Clarks’ board warned in Might that there was “materials uncertainty” about its capability to satisfy targets given the on-going pandemic.
Whereas Clarks was buying and selling forward of finances when it filed its annual report in Might, the corporate mentioned modifications in shopper behaviour “might solid important doubt on [the company’s] capability to proceed as a going concern” and it might have to think about an “fairness treatment” or debt-for-equity swap to boost additional cash.
Such questions are more likely to be high of the minutes on the annual shareholder assembly, set for 23 December when the Clarks household might have to think about shedding their grip on the model fully.
Additionally on the agenda is more likely to be Clarks’ seek for a brand new boss after going via six chief executives in as a few years. Johnny Chen, Clarks’ chair, is at the moment appearing as interim chief govt taking on from Victor Herrero, a former govt at US vogue label Guess, who stepped down earlier this month after simply 9 months within the function.
Amid Clark’s revolving door, the corporate has spent greater than £2m on pay-offs or authorized charges referring to the departure of its top-level crew together with a really public authorized spat with former Zara and Karen Millen boss Mike Shearwood.
Clarks is at the moment in mediation with representatives for staff at its warehouse in Avenue, Somerset, who say the enterprise is searching for to chop their wages by virtually 15% through the use of controversial fireplace and rehire ways.
A yr in the past, Clarks left its landlords outraged after pushing via a controversial restructure that minimize hire on 60 shops to nil.
Whereas Clarks was not alone in struggling in the course of the pandemic its troubles date again effectively earlier than Covid-19 appeared.
The corporate has gone from being the UK’s greatest footwear retailer six years in the past to a poor third behind Sports activities Direct and JD Sports activities.
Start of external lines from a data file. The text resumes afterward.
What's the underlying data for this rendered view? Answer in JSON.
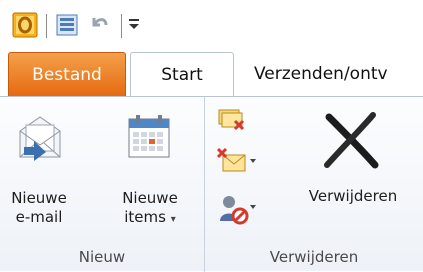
{
  "ribbon_tabs": {
    "file": "Bestand",
    "start": "Start",
    "send": "Verzenden/ontv"
  },
  "group_new": {
    "label": "Nieuw",
    "new_email_line1": "Nieuwe",
    "new_email_line2": "e-mail",
    "new_items_line1": "Nieuwe",
    "new_items_line2": "items",
    "dropdown_glyph": "▾"
  },
  "group_delete": {
    "label": "Verwijderen",
    "delete_button": "Verwijderen"
  },
  "colors": {
    "file_tab": "#e56a10",
    "ribbon_bg": "#eef2f8",
    "outlook_icon": "#f0a30a"
  }
}
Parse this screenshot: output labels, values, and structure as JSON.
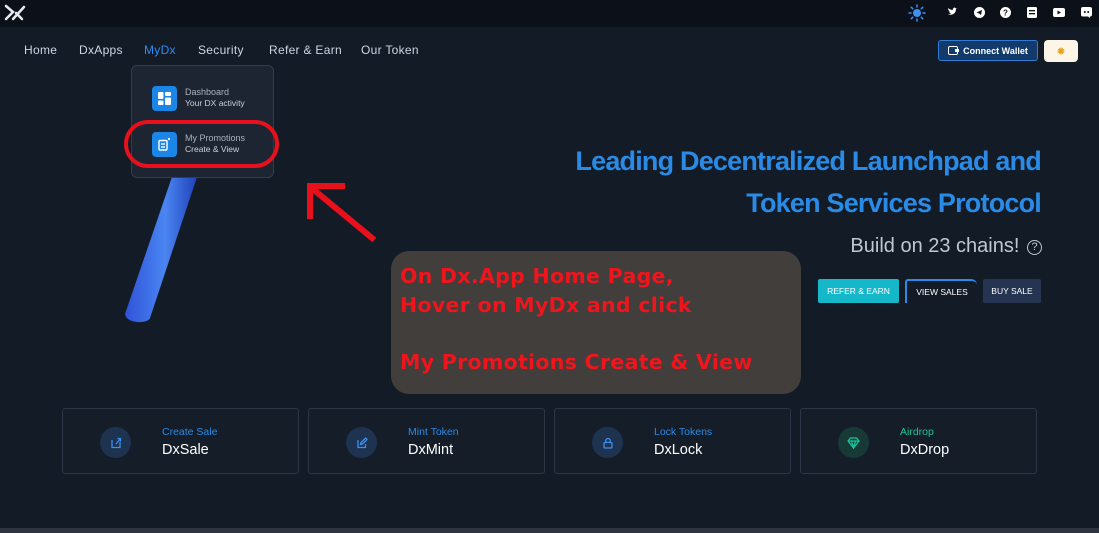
{
  "nav": {
    "items": [
      "Home",
      "DxApps",
      "MyDx",
      "Security",
      "Refer & Earn",
      "Our Token"
    ],
    "active": "MyDx"
  },
  "header": {
    "connect_wallet": "Connect Wallet",
    "social_icons": [
      "twitter-icon",
      "telegram-icon",
      "help-icon",
      "docs-icon",
      "youtube-icon",
      "discord-icon"
    ],
    "theme_icon": "sun-icon"
  },
  "dropdown": {
    "items": [
      {
        "title": "Dashboard",
        "subtitle": "Your DX activity",
        "icon": "dashboard-icon"
      },
      {
        "title": "My Promotions",
        "subtitle": "Create & View",
        "icon": "promotions-icon"
      }
    ]
  },
  "hero": {
    "title_line1": "Leading Decentralized Launchpad and",
    "title_line2": "Token Services Protocol",
    "chains": "Build on 23 chains!",
    "buttons": {
      "refer": "REFER & EARN",
      "view": "VIEW SALES",
      "buy": "BUY SALE"
    }
  },
  "annotation": {
    "line1": "On Dx.App Home Page,",
    "line2": "Hover on MyDx and click",
    "line3": "My Promotions Create & View"
  },
  "cards": [
    {
      "label": "Create Sale",
      "name": "DxSale",
      "icon": "create-sale-icon",
      "accent": "#2a8be6"
    },
    {
      "label": "Mint Token",
      "name": "DxMint",
      "icon": "mint-icon",
      "accent": "#2a8be6"
    },
    {
      "label": "Lock Tokens",
      "name": "DxLock",
      "icon": "lock-icon",
      "accent": "#2a8be6"
    },
    {
      "label": "Airdrop",
      "name": "DxDrop",
      "icon": "airdrop-icon",
      "accent": "#19c39a"
    }
  ],
  "colors": {
    "accent": "#2a8be6",
    "annotation": "#f0141c",
    "teal": "#14b8c8"
  }
}
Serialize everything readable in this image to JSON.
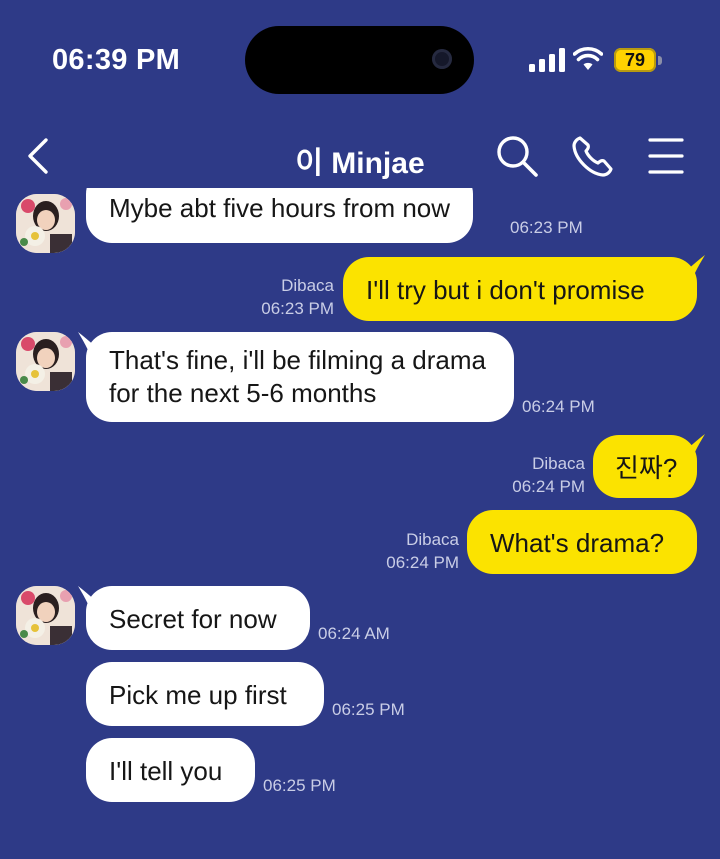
{
  "status_bar": {
    "time": "06:39 PM",
    "battery_level": "79",
    "battery_fraction": 0.79,
    "icons": [
      "signal-icon",
      "wifi-icon",
      "battery-icon"
    ]
  },
  "header": {
    "title": "이 Minjae",
    "icons": [
      "back-chevron-icon",
      "search-icon",
      "phone-icon",
      "menu-icon"
    ]
  },
  "colors": {
    "background": "#2e3a87",
    "outgoing_bubble": "#fbe300",
    "incoming_bubble": "#ffffff",
    "meta_text": "#c9cde6"
  },
  "messages": [
    {
      "direction": "in",
      "text": "Mybe abt five hours from now",
      "time": "06:23 PM"
    },
    {
      "direction": "out",
      "text": "I'll try but i don't promise",
      "status": "Dibaca",
      "time": "06:23 PM"
    },
    {
      "direction": "in",
      "text": "That's fine, i'll be filming a drama for the next 5-6 months",
      "time": "06:24 PM"
    },
    {
      "direction": "out",
      "text": "진짜?",
      "status": "Dibaca",
      "time": "06:24 PM"
    },
    {
      "direction": "out",
      "text": "What's drama?",
      "status": "Dibaca",
      "time": "06:24 PM"
    },
    {
      "direction": "in",
      "text": "Secret for now",
      "time": "06:24 AM"
    },
    {
      "direction": "in",
      "text": "Pick me up first",
      "time": "06:25 PM"
    },
    {
      "direction": "in",
      "text": "I'll tell you",
      "time": "06:25 PM"
    }
  ]
}
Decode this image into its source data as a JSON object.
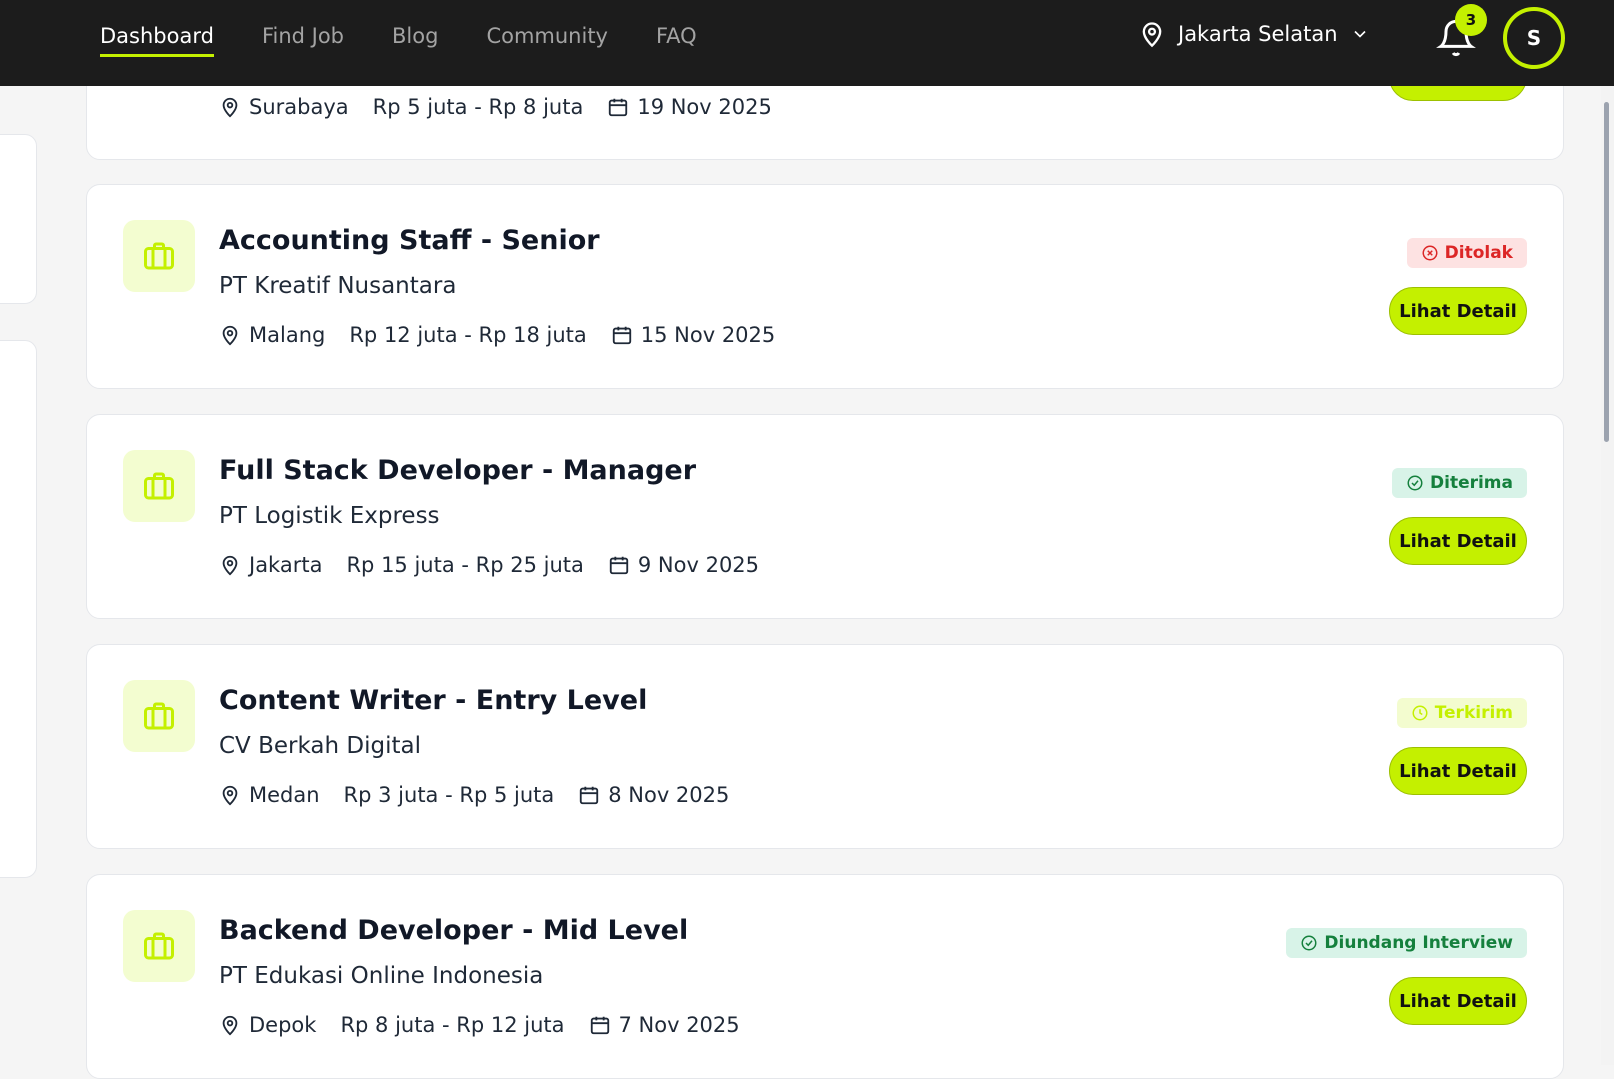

Its share of the market has halved to 4% throughout that point as JD’s has grown by greater than a 3rd to virtually 11%, in accordance with analysts at GlobalData.
Issues at house have been compounded by Clarks’ disparate picture around the globe. Within the UK, eight out of 10 of its bestsellers are kids’s footwear whereas in Asia it’s recognized for trainers and in North America it has a cut-price picture.
One business insider says Clarks has suffered from a string of leaders who needed to promote one thing completely different to what their core buyer needed. “For the final 5 years they’ve needed a unique shopper and have put those they’ve on the again burner.”
Clarks employed greater than 11,000 individuals in 2014 and had minimize 2,500 jobs around the globe by January after closing greater than 250 outlets within the UK alone. Main writedowns on outdated IT methods and hundreds of thousands of kilos value of undesirable inventory have additionally held again the enterprise.
Patrick O’Brien at GlobalData says Clarks was too gradual to scale back its retailer rely and transfer with the instances, leaving it in a “actual predicament”.
“It is vitally troublesome for a retailer like that to stay related. They’re caught in a spot in individuals’s psyche that’s opposite to the place the market goes.”
An business insider places it extra bluntly: “It’s nonetheless a serious model however they’ve misplaced their approach fully.”